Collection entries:

^^^^

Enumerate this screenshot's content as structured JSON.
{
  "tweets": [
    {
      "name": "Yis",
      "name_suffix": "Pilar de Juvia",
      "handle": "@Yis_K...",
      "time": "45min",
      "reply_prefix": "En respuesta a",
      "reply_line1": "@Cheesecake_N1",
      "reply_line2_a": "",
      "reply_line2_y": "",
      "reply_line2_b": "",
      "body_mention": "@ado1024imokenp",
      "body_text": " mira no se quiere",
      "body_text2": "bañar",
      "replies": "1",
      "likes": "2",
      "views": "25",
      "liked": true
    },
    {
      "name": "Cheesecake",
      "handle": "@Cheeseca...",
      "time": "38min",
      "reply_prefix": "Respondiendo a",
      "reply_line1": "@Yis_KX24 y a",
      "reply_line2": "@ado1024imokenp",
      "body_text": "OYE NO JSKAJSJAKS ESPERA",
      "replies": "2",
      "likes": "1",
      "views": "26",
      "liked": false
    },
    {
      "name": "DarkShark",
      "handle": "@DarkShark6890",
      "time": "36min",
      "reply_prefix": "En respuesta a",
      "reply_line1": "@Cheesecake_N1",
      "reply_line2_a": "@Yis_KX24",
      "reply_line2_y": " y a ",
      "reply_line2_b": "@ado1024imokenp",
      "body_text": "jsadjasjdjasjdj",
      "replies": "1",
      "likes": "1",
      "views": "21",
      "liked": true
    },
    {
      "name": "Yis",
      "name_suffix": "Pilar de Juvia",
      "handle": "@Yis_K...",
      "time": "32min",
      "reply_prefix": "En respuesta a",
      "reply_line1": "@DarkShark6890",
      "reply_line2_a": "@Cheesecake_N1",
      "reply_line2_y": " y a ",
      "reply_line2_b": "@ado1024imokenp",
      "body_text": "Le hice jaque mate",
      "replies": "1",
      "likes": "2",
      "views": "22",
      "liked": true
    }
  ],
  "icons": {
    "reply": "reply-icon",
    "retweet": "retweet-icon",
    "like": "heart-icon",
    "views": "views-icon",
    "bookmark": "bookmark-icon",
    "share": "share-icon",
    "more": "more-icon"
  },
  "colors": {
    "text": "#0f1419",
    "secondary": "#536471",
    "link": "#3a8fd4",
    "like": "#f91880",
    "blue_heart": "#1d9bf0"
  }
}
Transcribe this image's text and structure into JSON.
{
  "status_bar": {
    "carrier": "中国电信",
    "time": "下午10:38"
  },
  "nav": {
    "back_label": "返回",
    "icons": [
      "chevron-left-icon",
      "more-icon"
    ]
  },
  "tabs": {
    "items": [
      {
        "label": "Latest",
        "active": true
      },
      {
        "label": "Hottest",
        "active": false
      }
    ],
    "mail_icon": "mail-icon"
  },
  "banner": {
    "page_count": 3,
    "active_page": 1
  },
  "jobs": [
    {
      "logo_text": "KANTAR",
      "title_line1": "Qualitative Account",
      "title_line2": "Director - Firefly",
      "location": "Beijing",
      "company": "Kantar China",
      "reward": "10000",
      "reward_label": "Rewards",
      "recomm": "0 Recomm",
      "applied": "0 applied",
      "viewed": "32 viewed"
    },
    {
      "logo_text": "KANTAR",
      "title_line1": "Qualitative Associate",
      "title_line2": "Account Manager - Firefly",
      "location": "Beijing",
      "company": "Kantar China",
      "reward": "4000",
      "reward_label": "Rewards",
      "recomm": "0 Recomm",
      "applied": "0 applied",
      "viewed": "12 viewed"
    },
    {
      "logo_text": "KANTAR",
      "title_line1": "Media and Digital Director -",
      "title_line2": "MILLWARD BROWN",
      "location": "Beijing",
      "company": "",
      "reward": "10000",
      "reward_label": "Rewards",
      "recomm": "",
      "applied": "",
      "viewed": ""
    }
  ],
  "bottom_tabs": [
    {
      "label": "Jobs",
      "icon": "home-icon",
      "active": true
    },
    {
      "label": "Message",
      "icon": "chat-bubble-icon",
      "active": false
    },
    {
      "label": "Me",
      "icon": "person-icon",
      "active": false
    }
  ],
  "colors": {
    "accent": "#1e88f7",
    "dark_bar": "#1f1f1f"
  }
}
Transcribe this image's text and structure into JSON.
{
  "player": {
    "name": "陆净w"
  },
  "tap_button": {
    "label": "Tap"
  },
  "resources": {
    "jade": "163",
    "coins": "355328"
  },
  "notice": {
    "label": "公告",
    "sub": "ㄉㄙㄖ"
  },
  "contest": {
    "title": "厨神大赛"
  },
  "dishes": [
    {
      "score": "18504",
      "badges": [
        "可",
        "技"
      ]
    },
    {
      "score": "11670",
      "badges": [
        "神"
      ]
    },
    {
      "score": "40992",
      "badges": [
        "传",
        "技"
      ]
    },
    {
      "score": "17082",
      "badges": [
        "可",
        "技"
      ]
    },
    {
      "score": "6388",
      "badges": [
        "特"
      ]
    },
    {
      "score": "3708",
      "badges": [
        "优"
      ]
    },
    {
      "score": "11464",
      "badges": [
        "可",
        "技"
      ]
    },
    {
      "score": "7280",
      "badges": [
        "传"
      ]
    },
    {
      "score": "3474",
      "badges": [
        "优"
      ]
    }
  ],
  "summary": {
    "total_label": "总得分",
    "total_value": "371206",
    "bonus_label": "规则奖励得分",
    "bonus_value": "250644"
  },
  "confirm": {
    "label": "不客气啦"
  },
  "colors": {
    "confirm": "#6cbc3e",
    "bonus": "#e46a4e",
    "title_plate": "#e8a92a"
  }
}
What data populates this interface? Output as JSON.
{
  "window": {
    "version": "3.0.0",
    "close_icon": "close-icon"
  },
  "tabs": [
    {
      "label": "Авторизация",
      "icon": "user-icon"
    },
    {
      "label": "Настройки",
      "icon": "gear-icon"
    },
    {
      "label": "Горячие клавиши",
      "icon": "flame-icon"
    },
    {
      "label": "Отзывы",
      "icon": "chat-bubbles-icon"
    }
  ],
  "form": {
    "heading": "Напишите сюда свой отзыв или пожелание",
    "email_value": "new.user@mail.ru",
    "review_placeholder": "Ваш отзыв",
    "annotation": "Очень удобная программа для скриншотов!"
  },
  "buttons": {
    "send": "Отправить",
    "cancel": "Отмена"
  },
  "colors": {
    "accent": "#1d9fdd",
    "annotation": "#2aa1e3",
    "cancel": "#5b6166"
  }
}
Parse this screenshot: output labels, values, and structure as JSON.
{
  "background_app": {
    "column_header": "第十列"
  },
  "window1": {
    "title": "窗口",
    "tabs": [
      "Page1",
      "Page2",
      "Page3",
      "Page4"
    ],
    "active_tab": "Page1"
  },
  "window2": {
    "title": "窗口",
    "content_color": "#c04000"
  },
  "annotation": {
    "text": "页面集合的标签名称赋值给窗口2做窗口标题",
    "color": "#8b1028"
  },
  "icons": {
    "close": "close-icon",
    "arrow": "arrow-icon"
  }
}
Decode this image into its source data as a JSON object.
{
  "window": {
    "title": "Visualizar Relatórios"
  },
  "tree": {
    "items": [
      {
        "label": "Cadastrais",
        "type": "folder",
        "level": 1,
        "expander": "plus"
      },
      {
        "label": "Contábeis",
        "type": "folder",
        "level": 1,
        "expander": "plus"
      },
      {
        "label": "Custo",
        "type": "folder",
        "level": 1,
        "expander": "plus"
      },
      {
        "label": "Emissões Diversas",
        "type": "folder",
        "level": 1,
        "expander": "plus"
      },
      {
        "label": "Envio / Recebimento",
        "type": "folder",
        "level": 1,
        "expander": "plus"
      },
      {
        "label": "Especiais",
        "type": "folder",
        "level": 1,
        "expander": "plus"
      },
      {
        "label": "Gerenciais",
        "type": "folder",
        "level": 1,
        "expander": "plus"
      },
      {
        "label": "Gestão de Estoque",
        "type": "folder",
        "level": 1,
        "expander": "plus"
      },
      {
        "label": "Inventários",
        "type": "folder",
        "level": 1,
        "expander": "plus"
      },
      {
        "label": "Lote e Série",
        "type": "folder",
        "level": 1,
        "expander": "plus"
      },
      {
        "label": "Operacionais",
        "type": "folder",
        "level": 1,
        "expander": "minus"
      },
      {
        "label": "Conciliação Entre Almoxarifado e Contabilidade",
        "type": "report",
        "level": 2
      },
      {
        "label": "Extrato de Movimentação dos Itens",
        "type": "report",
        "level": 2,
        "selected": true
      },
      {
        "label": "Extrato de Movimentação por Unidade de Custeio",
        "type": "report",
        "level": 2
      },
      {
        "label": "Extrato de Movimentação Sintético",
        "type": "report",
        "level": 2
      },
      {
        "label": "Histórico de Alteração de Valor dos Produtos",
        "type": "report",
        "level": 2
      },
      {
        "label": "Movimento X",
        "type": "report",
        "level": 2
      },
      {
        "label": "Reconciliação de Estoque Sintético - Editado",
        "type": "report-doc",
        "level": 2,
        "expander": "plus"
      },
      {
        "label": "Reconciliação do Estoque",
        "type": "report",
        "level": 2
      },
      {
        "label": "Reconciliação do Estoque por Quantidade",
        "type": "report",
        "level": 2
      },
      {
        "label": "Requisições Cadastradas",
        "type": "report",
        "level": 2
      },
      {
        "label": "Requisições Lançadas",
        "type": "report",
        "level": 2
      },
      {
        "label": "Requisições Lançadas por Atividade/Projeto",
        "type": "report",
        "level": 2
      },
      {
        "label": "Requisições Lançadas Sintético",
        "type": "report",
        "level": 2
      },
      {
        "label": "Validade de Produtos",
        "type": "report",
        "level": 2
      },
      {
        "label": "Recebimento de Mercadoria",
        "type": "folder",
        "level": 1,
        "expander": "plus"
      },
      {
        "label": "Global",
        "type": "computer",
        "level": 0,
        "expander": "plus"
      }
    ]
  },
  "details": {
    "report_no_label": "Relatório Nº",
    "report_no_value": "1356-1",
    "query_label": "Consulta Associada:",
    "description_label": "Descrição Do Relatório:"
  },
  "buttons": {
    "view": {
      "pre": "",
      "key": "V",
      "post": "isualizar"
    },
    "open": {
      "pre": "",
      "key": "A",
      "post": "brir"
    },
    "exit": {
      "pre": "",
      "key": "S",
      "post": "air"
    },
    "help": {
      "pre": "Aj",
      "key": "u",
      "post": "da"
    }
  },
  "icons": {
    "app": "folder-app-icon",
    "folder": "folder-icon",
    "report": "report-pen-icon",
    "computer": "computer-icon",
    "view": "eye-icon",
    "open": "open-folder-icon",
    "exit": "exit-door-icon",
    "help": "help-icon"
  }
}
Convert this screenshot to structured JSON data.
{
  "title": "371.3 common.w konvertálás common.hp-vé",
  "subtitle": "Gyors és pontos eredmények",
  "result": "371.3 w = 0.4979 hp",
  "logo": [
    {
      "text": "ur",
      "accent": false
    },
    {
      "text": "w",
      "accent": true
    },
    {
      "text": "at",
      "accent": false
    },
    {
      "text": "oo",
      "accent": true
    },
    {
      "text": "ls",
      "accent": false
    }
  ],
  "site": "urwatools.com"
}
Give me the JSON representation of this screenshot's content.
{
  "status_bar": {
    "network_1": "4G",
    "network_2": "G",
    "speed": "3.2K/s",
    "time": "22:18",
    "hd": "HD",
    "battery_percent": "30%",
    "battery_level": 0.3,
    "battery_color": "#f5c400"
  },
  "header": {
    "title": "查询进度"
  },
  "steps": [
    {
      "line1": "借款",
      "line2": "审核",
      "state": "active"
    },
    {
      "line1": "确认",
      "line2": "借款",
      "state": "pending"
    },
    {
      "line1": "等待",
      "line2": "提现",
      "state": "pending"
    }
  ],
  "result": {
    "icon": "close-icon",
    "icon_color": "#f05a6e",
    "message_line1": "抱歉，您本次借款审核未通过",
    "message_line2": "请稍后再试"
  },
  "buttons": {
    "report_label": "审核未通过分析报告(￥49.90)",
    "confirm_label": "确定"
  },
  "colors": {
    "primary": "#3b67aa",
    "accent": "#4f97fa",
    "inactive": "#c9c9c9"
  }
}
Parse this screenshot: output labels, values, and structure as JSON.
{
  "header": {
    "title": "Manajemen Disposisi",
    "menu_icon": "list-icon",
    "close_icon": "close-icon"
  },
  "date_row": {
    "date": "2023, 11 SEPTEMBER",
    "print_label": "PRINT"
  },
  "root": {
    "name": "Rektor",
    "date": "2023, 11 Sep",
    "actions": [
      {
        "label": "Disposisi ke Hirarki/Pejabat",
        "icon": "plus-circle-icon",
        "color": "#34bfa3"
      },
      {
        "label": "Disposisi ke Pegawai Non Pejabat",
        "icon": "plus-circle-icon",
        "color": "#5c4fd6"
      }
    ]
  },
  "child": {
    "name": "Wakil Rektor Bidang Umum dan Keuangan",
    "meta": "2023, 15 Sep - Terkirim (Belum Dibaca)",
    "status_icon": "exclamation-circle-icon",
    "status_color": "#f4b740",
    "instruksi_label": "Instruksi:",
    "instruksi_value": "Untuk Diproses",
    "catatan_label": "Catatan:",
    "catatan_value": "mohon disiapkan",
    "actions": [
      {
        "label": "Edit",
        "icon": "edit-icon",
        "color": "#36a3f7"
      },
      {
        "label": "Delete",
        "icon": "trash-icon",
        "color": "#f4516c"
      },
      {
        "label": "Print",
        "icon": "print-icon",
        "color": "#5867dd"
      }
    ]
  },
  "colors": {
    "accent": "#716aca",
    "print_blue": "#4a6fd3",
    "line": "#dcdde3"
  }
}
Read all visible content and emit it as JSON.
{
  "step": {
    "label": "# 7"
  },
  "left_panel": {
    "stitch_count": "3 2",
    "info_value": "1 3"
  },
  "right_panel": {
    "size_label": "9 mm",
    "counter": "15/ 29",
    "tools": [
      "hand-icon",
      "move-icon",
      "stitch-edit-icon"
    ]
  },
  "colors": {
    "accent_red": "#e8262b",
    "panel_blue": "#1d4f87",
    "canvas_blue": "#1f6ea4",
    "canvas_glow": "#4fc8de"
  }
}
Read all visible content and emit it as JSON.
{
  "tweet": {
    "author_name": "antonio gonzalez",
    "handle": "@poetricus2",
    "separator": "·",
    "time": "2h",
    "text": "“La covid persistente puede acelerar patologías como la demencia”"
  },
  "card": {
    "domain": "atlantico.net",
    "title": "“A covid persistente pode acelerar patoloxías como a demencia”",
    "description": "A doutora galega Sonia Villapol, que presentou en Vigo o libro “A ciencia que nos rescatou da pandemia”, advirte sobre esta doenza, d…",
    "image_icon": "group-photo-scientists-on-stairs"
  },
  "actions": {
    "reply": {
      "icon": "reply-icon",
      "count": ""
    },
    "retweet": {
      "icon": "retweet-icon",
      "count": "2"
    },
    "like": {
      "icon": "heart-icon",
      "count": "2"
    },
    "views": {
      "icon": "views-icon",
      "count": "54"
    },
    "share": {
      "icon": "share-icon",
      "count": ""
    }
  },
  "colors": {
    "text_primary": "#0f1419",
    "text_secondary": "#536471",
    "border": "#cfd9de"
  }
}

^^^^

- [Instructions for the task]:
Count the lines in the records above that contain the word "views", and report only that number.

- [Written response]:
7